Date: 1613 / Amsterdam
Dimensions: 14 x 18 inches (35.5 x 45.7 cm)
This is an authentic antique map of the Strait of Magellan and Terra del Fuego. The map was published in Gerard Mercator’s “Atlas sive Cosmographicae Meditationes…” out of Amsterdam in 1613.
Centered on an exquisite compass rose, this map bears a southern projection with North pointing towards the bottom of the map. While the Strait of Magellan is the focus of the map, one must note the southern land titled Terra Del Fuogo is mapped with a mountainous and well defined coastline extending into the unknown southern continent.
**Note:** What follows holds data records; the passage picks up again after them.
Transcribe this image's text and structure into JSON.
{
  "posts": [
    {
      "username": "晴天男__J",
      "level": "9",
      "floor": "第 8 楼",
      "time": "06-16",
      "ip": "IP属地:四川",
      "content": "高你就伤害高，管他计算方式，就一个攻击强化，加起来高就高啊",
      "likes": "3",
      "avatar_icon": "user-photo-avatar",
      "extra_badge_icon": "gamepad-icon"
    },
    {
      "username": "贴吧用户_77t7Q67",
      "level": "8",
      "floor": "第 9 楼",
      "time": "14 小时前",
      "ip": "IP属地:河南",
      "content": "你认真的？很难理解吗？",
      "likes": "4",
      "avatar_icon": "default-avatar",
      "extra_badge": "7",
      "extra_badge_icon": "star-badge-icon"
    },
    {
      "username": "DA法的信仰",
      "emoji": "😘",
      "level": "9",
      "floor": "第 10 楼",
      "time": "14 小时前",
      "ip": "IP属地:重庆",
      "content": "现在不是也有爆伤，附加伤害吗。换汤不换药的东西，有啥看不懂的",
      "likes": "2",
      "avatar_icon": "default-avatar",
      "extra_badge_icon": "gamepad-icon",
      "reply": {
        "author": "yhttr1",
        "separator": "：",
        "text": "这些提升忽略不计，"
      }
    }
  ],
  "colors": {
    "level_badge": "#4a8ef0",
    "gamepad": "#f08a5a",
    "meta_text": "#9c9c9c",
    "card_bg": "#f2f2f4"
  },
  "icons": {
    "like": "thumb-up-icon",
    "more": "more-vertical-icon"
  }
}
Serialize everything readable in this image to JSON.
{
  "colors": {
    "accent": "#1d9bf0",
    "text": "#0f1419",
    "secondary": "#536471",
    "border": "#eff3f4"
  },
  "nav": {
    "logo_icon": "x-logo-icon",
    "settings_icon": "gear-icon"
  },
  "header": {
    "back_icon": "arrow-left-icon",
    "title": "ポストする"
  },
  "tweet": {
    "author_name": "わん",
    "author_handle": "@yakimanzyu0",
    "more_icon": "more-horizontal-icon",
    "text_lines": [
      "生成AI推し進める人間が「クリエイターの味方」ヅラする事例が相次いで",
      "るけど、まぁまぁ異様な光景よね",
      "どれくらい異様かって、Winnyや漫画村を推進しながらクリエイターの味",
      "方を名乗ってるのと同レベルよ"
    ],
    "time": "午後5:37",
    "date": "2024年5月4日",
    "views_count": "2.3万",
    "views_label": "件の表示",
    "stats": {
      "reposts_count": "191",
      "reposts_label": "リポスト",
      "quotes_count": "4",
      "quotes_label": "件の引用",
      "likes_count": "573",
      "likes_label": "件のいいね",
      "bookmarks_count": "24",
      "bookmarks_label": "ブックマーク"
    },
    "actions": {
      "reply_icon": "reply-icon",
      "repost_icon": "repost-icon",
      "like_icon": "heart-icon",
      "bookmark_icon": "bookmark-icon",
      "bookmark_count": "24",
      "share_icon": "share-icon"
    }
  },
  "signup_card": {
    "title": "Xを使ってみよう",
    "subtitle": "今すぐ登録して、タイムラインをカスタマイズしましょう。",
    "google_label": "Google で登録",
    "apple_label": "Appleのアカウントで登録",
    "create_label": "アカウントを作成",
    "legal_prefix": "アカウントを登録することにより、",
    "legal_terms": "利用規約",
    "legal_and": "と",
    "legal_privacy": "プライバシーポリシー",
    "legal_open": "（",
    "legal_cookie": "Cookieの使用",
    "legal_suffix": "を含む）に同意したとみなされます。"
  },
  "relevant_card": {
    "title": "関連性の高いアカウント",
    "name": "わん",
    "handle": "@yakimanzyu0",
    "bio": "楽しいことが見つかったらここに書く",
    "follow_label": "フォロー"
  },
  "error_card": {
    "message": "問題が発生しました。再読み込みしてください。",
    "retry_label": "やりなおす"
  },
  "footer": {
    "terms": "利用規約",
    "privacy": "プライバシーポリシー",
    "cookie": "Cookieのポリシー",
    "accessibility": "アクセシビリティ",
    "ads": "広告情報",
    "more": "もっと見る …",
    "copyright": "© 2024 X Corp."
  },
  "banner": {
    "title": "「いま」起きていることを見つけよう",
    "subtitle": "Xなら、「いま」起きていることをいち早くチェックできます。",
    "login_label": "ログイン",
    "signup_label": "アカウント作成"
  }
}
This map predates the discovery of the route around Cape Horn by Schouten and LeMarie in 1616 that ultimately proved that Terra del Fuego was an island.
Not only is this map the first map of the Strait of Magellan to appear in a commercial atlas, it’s one of a few sea charts produced by Mercator. From end to end, the strait is loaded with various soundings and about 17 place names. The lower left portion of the map features a view of the entrance to the Strait, likely derived from earlier Dutch books. Several sailing ships, a large sea monster and a sea lion family embellish the map. The title cartouche is that of early baroque style and is flanked by two penguins. Another distance scale cartouche fills the lore right.
This is a great piece for anyone with an interest in early exploration. For over 100 years, the Strait of Magellan was believed to be the only sure way to sail from the Atlantic to the Pacific. Not much changed when Cape Horn was circumnavigated in 1616. As countless attempts to find a Northwest Passage proved unsuccessful for hundreds of years, the Strait of Magellan continued to be used extensively until the opening of the Panama Canal in 1914.
Condition: Map is in A condition with full margin ad original coloring. Some paper browning is apparent though evenly dispersed throughout the map as signs of its age.
1932 S. Halsted St. #200 Chicago, IL 60608 | P: (312) 496 - 3622